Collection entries
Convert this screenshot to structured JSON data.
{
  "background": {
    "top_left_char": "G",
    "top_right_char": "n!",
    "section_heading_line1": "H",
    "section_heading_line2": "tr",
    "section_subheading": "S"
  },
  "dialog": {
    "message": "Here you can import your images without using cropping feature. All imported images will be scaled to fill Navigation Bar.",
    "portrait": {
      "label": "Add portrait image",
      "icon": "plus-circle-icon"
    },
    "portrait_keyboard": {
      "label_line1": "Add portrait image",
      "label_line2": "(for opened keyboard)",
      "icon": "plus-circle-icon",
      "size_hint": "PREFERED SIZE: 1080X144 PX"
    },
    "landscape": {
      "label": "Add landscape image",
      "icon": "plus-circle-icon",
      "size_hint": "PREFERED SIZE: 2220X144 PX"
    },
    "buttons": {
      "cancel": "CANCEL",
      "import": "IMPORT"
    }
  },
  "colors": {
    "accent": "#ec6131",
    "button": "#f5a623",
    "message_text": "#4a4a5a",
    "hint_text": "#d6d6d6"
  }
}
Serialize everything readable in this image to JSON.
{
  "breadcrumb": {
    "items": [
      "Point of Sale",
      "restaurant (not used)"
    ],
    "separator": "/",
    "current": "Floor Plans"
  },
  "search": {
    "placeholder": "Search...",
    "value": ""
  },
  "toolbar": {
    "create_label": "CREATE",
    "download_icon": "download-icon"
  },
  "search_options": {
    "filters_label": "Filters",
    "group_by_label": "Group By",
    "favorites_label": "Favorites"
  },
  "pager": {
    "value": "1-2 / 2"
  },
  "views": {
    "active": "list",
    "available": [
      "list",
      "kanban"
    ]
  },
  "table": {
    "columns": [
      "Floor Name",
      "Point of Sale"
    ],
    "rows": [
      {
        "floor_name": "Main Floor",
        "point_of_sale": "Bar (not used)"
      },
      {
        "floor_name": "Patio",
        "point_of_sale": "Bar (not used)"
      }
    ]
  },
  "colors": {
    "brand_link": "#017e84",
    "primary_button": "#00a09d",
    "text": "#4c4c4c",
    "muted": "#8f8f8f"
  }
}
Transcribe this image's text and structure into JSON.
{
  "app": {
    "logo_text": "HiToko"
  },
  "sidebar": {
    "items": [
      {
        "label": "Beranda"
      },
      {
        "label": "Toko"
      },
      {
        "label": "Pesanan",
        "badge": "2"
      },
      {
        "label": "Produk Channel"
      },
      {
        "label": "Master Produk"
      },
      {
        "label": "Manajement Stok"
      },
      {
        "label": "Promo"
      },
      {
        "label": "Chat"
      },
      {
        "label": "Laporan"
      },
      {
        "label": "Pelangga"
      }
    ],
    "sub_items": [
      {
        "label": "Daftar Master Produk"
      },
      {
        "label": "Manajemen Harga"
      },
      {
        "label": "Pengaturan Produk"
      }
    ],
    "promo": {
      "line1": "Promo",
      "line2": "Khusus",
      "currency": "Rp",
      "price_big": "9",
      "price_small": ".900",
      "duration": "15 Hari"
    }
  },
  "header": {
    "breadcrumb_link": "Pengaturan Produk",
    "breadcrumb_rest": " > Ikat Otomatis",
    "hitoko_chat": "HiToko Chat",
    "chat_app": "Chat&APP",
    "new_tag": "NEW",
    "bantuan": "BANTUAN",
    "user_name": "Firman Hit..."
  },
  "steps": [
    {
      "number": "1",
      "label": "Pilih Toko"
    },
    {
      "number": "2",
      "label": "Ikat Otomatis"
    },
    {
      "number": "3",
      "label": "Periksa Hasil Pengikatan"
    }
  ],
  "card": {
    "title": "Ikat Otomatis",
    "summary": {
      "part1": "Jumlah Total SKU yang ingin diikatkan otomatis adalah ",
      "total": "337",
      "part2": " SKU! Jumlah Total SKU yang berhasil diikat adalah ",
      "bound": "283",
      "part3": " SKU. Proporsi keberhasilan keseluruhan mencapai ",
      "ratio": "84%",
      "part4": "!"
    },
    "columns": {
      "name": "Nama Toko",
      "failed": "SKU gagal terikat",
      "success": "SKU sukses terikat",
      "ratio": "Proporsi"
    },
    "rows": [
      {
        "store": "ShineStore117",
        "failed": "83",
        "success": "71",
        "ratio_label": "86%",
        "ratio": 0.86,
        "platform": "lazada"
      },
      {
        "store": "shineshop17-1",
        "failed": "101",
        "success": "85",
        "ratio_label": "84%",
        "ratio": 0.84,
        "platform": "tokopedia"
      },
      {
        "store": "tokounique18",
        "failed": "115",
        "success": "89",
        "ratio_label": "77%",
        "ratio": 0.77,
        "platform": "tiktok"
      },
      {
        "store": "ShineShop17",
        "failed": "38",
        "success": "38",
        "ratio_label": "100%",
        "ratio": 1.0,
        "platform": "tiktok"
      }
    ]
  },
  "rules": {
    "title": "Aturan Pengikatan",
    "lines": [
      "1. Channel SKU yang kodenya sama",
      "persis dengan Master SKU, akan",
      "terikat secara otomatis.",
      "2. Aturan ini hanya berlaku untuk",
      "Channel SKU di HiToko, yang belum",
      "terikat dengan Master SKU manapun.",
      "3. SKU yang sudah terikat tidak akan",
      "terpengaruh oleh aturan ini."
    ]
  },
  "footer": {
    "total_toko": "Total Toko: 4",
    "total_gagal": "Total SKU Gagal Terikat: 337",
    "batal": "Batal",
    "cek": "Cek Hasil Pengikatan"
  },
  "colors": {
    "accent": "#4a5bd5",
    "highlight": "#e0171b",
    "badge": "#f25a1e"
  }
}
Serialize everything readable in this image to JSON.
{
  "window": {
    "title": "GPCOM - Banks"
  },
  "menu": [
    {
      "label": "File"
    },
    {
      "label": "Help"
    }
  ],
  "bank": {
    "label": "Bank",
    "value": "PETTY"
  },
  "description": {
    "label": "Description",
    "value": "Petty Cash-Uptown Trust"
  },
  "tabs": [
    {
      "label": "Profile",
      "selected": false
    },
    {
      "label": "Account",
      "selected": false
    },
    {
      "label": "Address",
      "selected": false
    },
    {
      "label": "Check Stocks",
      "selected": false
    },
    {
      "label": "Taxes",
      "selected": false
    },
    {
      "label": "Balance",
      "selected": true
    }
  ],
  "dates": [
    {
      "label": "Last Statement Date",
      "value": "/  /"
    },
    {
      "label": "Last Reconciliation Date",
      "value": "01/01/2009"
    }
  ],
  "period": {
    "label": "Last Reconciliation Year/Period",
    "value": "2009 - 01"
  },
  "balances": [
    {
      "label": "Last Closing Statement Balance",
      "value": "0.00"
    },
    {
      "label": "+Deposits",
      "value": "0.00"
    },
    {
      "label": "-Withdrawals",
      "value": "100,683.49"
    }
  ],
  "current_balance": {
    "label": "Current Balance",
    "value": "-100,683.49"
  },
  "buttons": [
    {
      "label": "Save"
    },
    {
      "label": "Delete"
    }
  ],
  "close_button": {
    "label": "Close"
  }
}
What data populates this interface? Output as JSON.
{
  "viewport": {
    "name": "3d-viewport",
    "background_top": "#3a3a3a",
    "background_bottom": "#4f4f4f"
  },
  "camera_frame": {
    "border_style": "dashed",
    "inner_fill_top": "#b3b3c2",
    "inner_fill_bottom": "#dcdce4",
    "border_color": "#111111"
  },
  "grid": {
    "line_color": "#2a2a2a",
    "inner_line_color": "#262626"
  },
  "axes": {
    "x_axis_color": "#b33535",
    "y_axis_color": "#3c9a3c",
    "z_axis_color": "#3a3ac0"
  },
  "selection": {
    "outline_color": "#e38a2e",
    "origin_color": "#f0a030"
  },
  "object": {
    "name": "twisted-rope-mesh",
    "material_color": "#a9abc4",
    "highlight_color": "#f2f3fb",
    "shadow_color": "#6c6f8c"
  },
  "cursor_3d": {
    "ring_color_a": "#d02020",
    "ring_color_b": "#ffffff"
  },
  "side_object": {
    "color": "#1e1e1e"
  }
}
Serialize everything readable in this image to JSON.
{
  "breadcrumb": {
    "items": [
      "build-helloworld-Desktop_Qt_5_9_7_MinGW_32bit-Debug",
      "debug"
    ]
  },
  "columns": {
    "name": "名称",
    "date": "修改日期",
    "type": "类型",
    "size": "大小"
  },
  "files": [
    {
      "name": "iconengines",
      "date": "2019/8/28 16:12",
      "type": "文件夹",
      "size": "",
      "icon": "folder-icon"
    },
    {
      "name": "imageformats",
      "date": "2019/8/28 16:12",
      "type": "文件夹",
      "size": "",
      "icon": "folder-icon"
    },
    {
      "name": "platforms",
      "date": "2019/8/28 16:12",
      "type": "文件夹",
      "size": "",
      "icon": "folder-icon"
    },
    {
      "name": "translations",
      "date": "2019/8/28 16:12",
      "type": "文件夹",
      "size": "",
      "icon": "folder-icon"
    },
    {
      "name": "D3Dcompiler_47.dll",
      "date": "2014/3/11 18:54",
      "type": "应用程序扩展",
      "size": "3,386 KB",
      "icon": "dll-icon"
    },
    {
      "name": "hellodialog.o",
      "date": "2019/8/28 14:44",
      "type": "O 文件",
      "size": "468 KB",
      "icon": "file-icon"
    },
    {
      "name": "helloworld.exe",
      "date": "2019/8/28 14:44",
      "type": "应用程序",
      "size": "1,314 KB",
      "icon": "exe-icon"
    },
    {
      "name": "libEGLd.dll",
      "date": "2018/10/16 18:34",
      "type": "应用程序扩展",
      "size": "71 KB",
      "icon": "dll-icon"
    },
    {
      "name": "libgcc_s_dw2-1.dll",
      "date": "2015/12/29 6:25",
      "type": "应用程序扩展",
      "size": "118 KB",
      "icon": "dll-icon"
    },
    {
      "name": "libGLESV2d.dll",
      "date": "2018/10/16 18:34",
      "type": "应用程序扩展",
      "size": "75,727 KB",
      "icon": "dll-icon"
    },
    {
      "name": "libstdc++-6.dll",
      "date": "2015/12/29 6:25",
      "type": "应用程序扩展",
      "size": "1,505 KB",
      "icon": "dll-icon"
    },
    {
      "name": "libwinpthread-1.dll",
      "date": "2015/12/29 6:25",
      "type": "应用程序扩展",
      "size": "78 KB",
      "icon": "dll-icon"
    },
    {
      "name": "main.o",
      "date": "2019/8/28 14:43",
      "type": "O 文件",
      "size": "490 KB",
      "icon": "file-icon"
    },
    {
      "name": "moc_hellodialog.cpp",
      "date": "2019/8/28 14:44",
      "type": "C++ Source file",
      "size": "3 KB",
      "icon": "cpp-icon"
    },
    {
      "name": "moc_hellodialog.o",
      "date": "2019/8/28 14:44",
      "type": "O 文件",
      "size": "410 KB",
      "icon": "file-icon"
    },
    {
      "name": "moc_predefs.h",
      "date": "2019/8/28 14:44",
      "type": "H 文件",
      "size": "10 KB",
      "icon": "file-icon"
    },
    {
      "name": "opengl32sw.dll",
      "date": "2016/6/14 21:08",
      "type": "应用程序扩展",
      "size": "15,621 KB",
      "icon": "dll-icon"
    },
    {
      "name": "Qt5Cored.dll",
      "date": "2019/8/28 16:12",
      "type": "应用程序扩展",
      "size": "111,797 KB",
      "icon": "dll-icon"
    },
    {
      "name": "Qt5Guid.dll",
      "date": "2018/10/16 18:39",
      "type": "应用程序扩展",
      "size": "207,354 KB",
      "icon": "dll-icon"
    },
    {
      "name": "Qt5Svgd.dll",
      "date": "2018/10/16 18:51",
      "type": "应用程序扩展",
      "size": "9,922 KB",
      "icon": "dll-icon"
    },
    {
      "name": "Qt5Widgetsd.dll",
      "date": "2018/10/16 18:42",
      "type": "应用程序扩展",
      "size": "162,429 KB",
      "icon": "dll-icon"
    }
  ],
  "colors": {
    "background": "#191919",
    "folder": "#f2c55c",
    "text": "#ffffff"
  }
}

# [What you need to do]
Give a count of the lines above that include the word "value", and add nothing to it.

# [Solution for this task]
11